It is a remarkable turnaround for Abe, who lasted only a year during an earlier stint as prime minister, and in a country that had six prime ministers in the six years before Abe returned to office in December 2012.
The party on Sunday rubber stamped a decision by its leaders last fall to allow the head of the party to run for a third three-year term, rather than be limited to two. In Japan’s parliamentary system, the ruling party leader generally becomes the prime minister. The change would allow Abe to stay until 2021, if he can maintain the support of his party and voters, rather than step down in September 2018.
Abe, now in his fifth year in office, is Japan’s sixth longest serving prime minister since 1945. The record-holder is Eisaku Sato, who led the country for more than seven years from 1964 to 1972. He is also the brother of Abe’s grandfather, Nobusuke Kishi, who was prime minister from 1957 to 1960. If Abe can hold on, he would surpass Sato in August 2020.
Yu Uchiyama, a professor of politics at Tokyo University, said that Abe has maintained his hold on power in part by taking advantage of electoral and administrative reforms that strengthened the prime minister’s control of both his party and the bureaucracy.
Jeff Kingston, a Japan expert at Temple University’s Japan campus in Tokyo, called Abe the most powerful prime minister in the postwar era.
“There has been an incredible concentration and centralization of power in the prime minister’s office under Abe, unlike his predecessors, where power was widely distributed and the prime minister was one among many,” he said.
Still, given public opinion, Kingston gave Abe only a 50-50 chance of achieving constitutional revision: “Polls suggest he has got a long battle to get the public with him.”

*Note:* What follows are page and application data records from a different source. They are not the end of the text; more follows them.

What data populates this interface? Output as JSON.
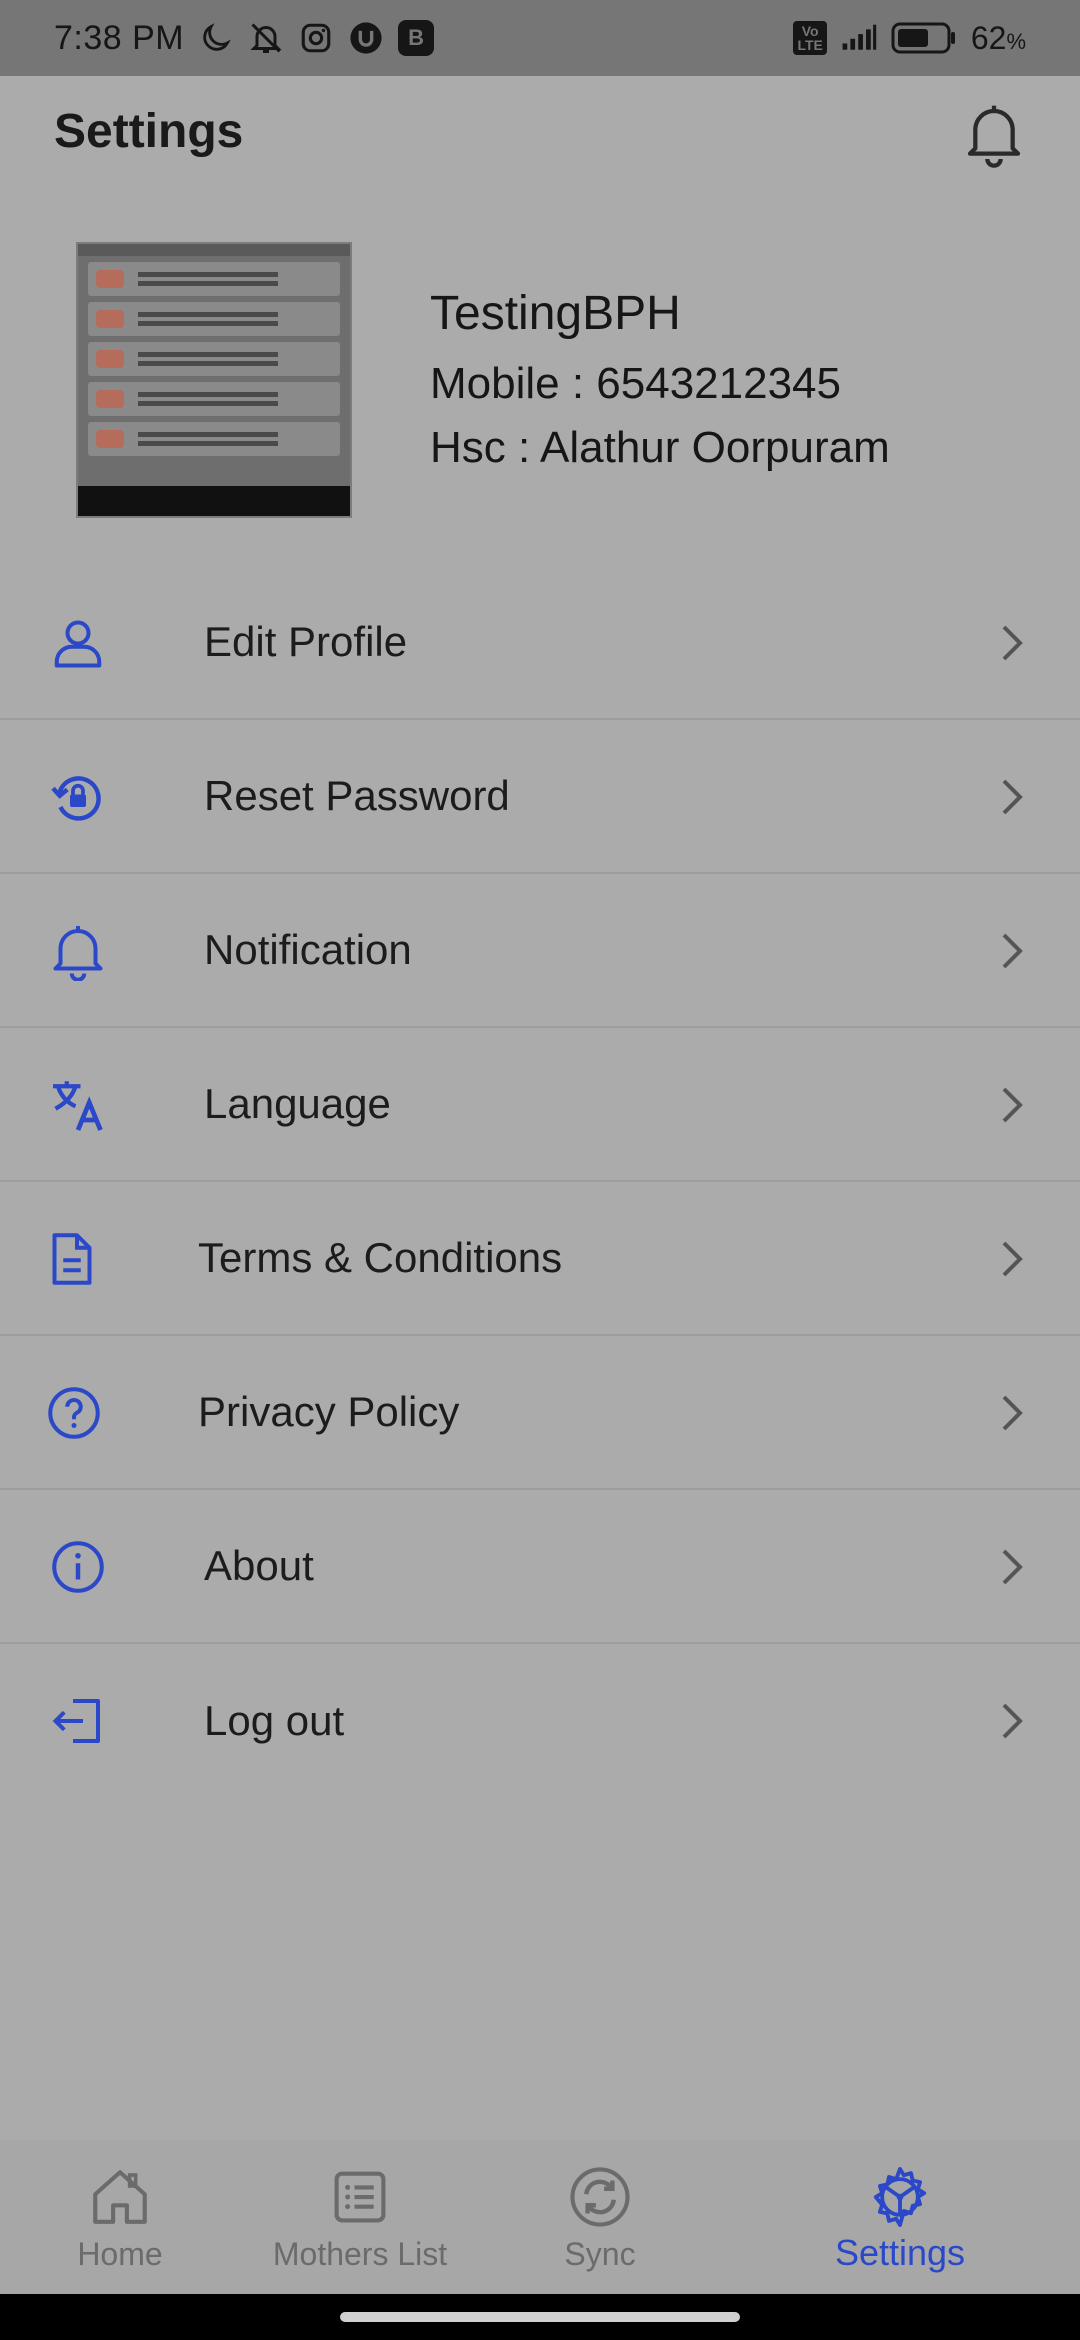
{
  "status_bar": {
    "time": "7:38 PM",
    "badge_letter": "B",
    "volte_top": "Vo",
    "volte_bottom": "LTE",
    "battery_percent": "62",
    "battery_suffix": "%"
  },
  "header": {
    "title": "Settings"
  },
  "profile": {
    "name": "TestingBPH",
    "mobile": "Mobile : 6543212345",
    "hsc": "Hsc : Alathur Oorpuram"
  },
  "menu": {
    "items": [
      {
        "label": "Edit Profile",
        "icon": "person-icon"
      },
      {
        "label": "Reset Password",
        "icon": "reset-lock-icon"
      },
      {
        "label": "Notification",
        "icon": "bell-icon"
      },
      {
        "label": "Language",
        "icon": "translate-icon"
      },
      {
        "label": "Terms & Conditions",
        "icon": "document-icon"
      },
      {
        "label": "Privacy Policy",
        "icon": "help-circle-icon"
      },
      {
        "label": "About",
        "icon": "info-circle-icon"
      },
      {
        "label": "Log out",
        "icon": "logout-icon"
      }
    ]
  },
  "bottom_nav": {
    "items": [
      {
        "label": "Home",
        "icon": "home-icon"
      },
      {
        "label": "Mothers List",
        "icon": "list-icon"
      },
      {
        "label": "Sync",
        "icon": "sync-icon"
      },
      {
        "label": "Settings",
        "icon": "settings-icon",
        "active": true
      }
    ]
  },
  "colors": {
    "accent": "#2a48c8",
    "background": "#ababab",
    "status_bar": "#767676",
    "inactive_nav": "#6b6b6b"
  }
}
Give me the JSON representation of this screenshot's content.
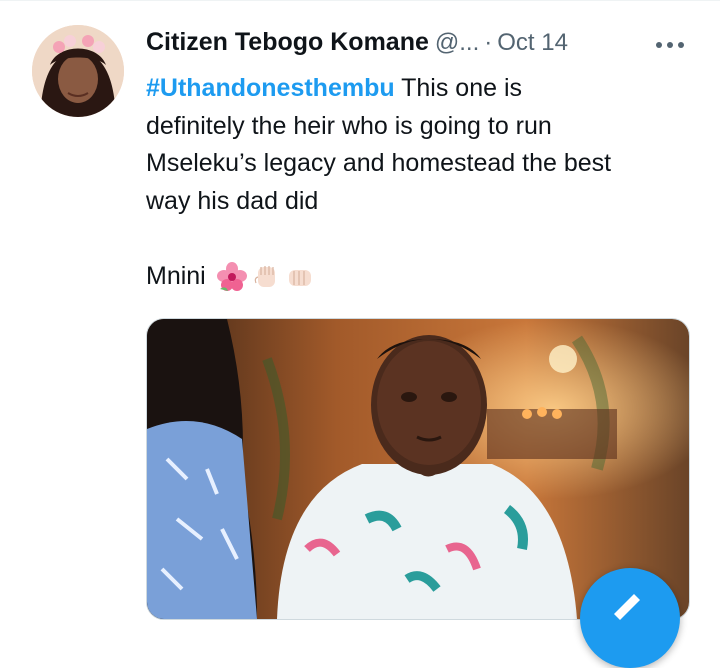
{
  "tweet": {
    "author": {
      "display_name": "Citizen Tebogo Komane",
      "handle": "@...",
      "separator": "·",
      "date": "Oct 14"
    },
    "text": {
      "hashtag": "#Uthandonesthembu",
      "body_line1": " This one is",
      "body_line2": "definitely the heir who is going to run",
      "body_line3": "Mseleku’s legacy and homestead the best",
      "body_line4": "way his dad did",
      "closing": "Mnini"
    },
    "emojis": [
      "hibiscus-icon",
      "raised-fist-icon",
      "oncoming-fist-icon"
    ],
    "more_icon": "more-horizontal-icon"
  },
  "colors": {
    "accent": "#1d9bf0",
    "text_primary": "#0f1419",
    "text_secondary": "#536471"
  }
}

A third term would also give Abe more time to try to resolve a thorny territorial dispute with Russia that has kept the two countries from signing a peace treaty to end World War II hostilities.